→ Try it
The response should consist of the records that follow, printed exactly.

→ Entries taken from a collection
┄┄┄┄┄┄┄┄┄┄┄┄┄┄┄┄┄┄┄┄
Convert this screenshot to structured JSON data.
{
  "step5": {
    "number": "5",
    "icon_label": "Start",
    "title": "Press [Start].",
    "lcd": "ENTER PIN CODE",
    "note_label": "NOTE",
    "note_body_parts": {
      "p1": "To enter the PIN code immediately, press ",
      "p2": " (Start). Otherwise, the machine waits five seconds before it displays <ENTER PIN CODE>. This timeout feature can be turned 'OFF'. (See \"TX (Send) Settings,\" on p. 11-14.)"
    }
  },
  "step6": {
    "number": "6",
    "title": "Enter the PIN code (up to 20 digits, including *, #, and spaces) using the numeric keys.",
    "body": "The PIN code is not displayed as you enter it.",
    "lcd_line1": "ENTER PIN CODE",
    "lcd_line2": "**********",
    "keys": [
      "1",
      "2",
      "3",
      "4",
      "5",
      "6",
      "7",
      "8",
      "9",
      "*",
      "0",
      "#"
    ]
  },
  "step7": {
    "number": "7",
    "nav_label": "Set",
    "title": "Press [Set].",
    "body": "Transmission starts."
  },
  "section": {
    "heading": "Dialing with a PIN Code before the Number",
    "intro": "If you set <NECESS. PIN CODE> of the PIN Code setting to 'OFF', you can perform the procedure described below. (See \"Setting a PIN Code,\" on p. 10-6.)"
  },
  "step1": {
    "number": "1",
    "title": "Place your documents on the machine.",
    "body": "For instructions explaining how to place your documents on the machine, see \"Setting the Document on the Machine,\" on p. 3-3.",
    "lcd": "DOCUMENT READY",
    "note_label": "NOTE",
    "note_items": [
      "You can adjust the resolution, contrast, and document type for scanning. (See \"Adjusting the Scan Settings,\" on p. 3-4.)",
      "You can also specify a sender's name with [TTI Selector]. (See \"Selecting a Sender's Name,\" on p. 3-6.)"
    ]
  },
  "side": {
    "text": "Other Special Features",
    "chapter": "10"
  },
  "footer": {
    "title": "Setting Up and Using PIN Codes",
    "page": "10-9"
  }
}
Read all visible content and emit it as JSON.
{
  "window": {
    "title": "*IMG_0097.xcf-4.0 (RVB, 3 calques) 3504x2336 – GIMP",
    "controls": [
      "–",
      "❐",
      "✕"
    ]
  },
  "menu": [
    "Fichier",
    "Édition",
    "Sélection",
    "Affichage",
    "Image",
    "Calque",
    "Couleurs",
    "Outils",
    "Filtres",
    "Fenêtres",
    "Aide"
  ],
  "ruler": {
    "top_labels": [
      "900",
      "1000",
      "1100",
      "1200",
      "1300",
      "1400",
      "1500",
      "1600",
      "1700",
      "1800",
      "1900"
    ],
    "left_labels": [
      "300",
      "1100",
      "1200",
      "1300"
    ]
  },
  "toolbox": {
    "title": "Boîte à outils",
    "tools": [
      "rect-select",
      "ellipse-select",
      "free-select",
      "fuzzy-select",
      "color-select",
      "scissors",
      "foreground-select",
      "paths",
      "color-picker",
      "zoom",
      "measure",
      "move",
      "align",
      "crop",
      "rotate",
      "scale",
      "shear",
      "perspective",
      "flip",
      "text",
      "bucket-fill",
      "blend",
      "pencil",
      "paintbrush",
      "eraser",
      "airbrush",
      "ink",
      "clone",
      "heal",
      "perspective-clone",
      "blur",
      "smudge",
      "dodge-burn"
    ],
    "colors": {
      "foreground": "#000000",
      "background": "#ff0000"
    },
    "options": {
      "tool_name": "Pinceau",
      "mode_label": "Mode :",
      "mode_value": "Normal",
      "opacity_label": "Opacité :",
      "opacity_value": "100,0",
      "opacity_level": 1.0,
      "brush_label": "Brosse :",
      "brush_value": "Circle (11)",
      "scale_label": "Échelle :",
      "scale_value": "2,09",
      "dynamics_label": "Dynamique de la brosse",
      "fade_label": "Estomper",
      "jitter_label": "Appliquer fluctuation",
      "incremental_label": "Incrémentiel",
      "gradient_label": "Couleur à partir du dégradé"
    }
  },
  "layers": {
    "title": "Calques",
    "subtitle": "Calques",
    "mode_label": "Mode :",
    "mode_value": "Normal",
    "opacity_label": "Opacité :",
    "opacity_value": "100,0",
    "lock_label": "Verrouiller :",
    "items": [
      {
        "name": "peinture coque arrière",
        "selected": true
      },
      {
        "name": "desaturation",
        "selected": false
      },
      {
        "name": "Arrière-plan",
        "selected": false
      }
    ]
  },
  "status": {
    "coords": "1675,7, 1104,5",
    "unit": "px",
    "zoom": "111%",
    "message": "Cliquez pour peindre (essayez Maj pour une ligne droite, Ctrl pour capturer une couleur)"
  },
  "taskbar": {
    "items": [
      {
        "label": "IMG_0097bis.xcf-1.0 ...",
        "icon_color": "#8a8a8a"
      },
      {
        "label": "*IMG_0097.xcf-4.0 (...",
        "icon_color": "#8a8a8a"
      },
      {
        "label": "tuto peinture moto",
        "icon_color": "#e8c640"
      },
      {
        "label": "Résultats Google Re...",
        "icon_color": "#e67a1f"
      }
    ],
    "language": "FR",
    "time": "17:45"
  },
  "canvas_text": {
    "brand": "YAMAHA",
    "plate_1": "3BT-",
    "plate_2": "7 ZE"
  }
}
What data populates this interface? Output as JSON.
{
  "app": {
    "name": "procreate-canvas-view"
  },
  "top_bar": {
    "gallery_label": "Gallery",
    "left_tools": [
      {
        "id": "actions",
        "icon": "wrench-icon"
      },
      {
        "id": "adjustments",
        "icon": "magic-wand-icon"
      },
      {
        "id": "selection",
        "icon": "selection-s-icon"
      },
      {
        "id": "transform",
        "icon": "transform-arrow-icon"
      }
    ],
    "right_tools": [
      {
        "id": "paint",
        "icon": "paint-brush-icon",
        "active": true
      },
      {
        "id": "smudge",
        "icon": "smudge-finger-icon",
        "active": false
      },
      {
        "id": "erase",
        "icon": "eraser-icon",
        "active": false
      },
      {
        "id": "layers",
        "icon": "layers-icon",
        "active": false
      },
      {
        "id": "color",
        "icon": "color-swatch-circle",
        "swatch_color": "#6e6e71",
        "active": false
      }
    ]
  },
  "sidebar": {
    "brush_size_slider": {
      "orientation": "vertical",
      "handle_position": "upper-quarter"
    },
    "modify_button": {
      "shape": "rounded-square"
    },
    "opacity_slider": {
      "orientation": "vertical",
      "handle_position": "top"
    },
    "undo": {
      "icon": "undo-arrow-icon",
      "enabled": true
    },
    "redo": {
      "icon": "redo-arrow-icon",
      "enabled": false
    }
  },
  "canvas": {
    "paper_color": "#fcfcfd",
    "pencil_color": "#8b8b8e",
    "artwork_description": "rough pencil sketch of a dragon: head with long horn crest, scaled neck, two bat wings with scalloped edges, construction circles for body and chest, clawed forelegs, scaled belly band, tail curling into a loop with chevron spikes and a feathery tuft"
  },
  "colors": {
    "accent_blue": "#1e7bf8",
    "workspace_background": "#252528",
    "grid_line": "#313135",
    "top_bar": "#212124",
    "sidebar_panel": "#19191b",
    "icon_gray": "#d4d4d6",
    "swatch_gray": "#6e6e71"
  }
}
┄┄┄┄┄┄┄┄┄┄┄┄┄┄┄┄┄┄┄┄
→ Written solution
Convert this screenshot to structured JSON data.
{
  "step5": {
    "number": "5",
    "icon_label": "Start",
    "title": "Press [Start].",
    "lcd": "ENTER PIN CODE",
    "note_label": "NOTE",
    "note_body_parts": {
      "p1": "To enter the PIN code immediately, press ",
      "p2": " (Start). Otherwise, the machine waits five seconds before it displays <ENTER PIN CODE>. This timeout feature can be turned 'OFF'. (See \"TX (Send) Settings,\" on p. 11-14.)"
    }
  },
  "step6": {
    "number": "6",
    "title": "Enter the PIN code (up to 20 digits, including *, #, and spaces) using the numeric keys.",
    "body": "The PIN code is not displayed as you enter it.",
    "lcd_line1": "ENTER PIN CODE",
    "lcd_line2": "**********",
    "keys": [
      "1",
      "2",
      "3",
      "4",
      "5",
      "6",
      "7",
      "8",
      "9",
      "*",
      "0",
      "#"
    ]
  },
  "step7": {
    "number": "7",
    "nav_label": "Set",
    "title": "Press [Set].",
    "body": "Transmission starts."
  },
  "section": {
    "heading": "Dialing with a PIN Code before the Number",
    "intro": "If you set <NECESS. PIN CODE> of the PIN Code setting to 'OFF', you can perform the procedure described below. (See \"Setting a PIN Code,\" on p. 10-6.)"
  },
  "step1": {
    "number": "1",
    "title": "Place your documents on the machine.",
    "body": "For instructions explaining how to place your documents on the machine, see \"Setting the Document on the Machine,\" on p. 3-3.",
    "lcd": "DOCUMENT READY",
    "note_label": "NOTE",
    "note_items": [
      "You can adjust the resolution, contrast, and document type for scanning. (See \"Adjusting the Scan Settings,\" on p. 3-4.)",
      "You can also specify a sender's name with [TTI Selector]. (See \"Selecting a Sender's Name,\" on p. 3-6.)"
    ]
  },
  "side": {
    "text": "Other Special Features",
    "chapter": "10"
  },
  "footer": {
    "title": "Setting Up and Using PIN Codes",
    "page": "10-9"
  }
}
Read all visible content and emit it as JSON.
{
  "window": {
    "title": "*IMG_0097.xcf-4.0 (RVB, 3 calques) 3504x2336 – GIMP",
    "controls": [
      "–",
      "❐",
      "✕"
    ]
  },
  "menu": [
    "Fichier",
    "Édition",
    "Sélection",
    "Affichage",
    "Image",
    "Calque",
    "Couleurs",
    "Outils",
    "Filtres",
    "Fenêtres",
    "Aide"
  ],
  "ruler": {
    "top_labels": [
      "900",
      "1000",
      "1100",
      "1200",
      "1300",
      "1400",
      "1500",
      "1600",
      "1700",
      "1800",
      "1900"
    ],
    "left_labels": [
      "300",
      "1100",
      "1200",
      "1300"
    ]
  },
  "toolbox": {
    "title": "Boîte à outils",
    "tools": [
      "rect-select",
      "ellipse-select",
      "free-select",
      "fuzzy-select",
      "color-select",
      "scissors",
      "foreground-select",
      "paths",
      "color-picker",
      "zoom",
      "measure",
      "move",
      "align",
      "crop",
      "rotate",
      "scale",
      "shear",
      "perspective",
      "flip",
      "text",
      "bucket-fill",
      "blend",
      "pencil",
      "paintbrush",
      "eraser",
      "airbrush",
      "ink",
      "clone",
      "heal",
      "perspective-clone",
      "blur",
      "smudge",
      "dodge-burn"
    ],
    "colors": {
      "foreground": "#000000",
      "background": "#ff0000"
    },
    "options": {
      "tool_name": "Pinceau",
      "mode_label": "Mode :",
      "mode_value": "Normal",
      "opacity_label": "Opacité :",
      "opacity_value": "100,0",
      "opacity_level": 1.0,
      "brush_label": "Brosse :",
      "brush_value": "Circle (11)",
      "scale_label": "Échelle :",
      "scale_value": "2,09",
      "dynamics_label": "Dynamique de la brosse",
      "fade_label": "Estomper",
      "jitter_label": "Appliquer fluctuation",
      "incremental_label": "Incrémentiel",
      "gradient_label": "Couleur à partir du dégradé"
    }
  },
  "layers": {
    "title": "Calques",
    "subtitle": "Calques",
    "mode_label": "Mode :",
    "mode_value": "Normal",
    "opacity_label": "Opacité :",
    "opacity_value": "100,0",
    "lock_label": "Verrouiller :",
    "items": [
      {
        "name": "peinture coque arrière",
        "selected": true
      },
      {
        "name": "desaturation",
        "selected": false
      },
      {
        "name": "Arrière-plan",
        "selected": false
      }
    ]
  },
  "status": {
    "coords": "1675,7, 1104,5",
    "unit": "px",
    "zoom": "111%",
    "message": "Cliquez pour peindre (essayez Maj pour une ligne droite, Ctrl pour capturer une couleur)"
  },
  "taskbar": {
    "items": [
      {
        "label": "IMG_0097bis.xcf-1.0 ...",
        "icon_color": "#8a8a8a"
      },
      {
        "label": "*IMG_0097.xcf-4.0 (...",
        "icon_color": "#8a8a8a"
      },
      {
        "label": "tuto peinture moto",
        "icon_color": "#e8c640"
      },
      {
        "label": "Résultats Google Re...",
        "icon_color": "#e67a1f"
      }
    ],
    "language": "FR",
    "time": "17:45"
  },
  "canvas_text": {
    "brand": "YAMAHA",
    "plate_1": "3BT-",
    "plate_2": "7 ZE"
  }
}
What data populates this interface? Output as JSON.
{
  "app": {
    "name": "procreate-canvas-view"
  },
  "top_bar": {
    "gallery_label": "Gallery",
    "left_tools": [
      {
        "id": "actions",
        "icon": "wrench-icon"
      },
      {
        "id": "adjustments",
        "icon": "magic-wand-icon"
      },
      {
        "id": "selection",
        "icon": "selection-s-icon"
      },
      {
        "id": "transform",
        "icon": "transform-arrow-icon"
      }
    ],
    "right_tools": [
      {
        "id": "paint",
        "icon": "paint-brush-icon",
        "active": true
      },
      {
        "id": "smudge",
        "icon": "smudge-finger-icon",
        "active": false
      },
      {
        "id": "erase",
        "icon": "eraser-icon",
        "active": false
      },
      {
        "id": "layers",
        "icon": "layers-icon",
        "active": false
      },
      {
        "id": "color",
        "icon": "color-swatch-circle",
        "swatch_color": "#6e6e71",
        "active": false
      }
    ]
  },
  "sidebar": {
    "brush_size_slider": {
      "orientation": "vertical",
      "handle_position": "upper-quarter"
    },
    "modify_button": {
      "shape": "rounded-square"
    },
    "opacity_slider": {
      "orientation": "vertical",
      "handle_position": "top"
    },
    "undo": {
      "icon": "undo-arrow-icon",
      "enabled": true
    },
    "redo": {
      "icon": "redo-arrow-icon",
      "enabled": false
    }
  },
  "canvas": {
    "paper_color": "#fcfcfd",
    "pencil_color": "#8b8b8e",
    "artwork_description": "rough pencil sketch of a dragon: head with long horn crest, scaled neck, two bat wings with scalloped edges, construction circles for body and chest, clawed forelegs, scaled belly band, tail curling into a loop with chevron spikes and a feathery tuft"
  },
  "colors": {
    "accent_blue": "#1e7bf8",
    "workspace_background": "#252528",
    "grid_line": "#313135",
    "top_bar": "#212124",
    "sidebar_panel": "#19191b",
    "icon_gray": "#d4d4d6",
    "swatch_gray": "#6e6e71"
  }
}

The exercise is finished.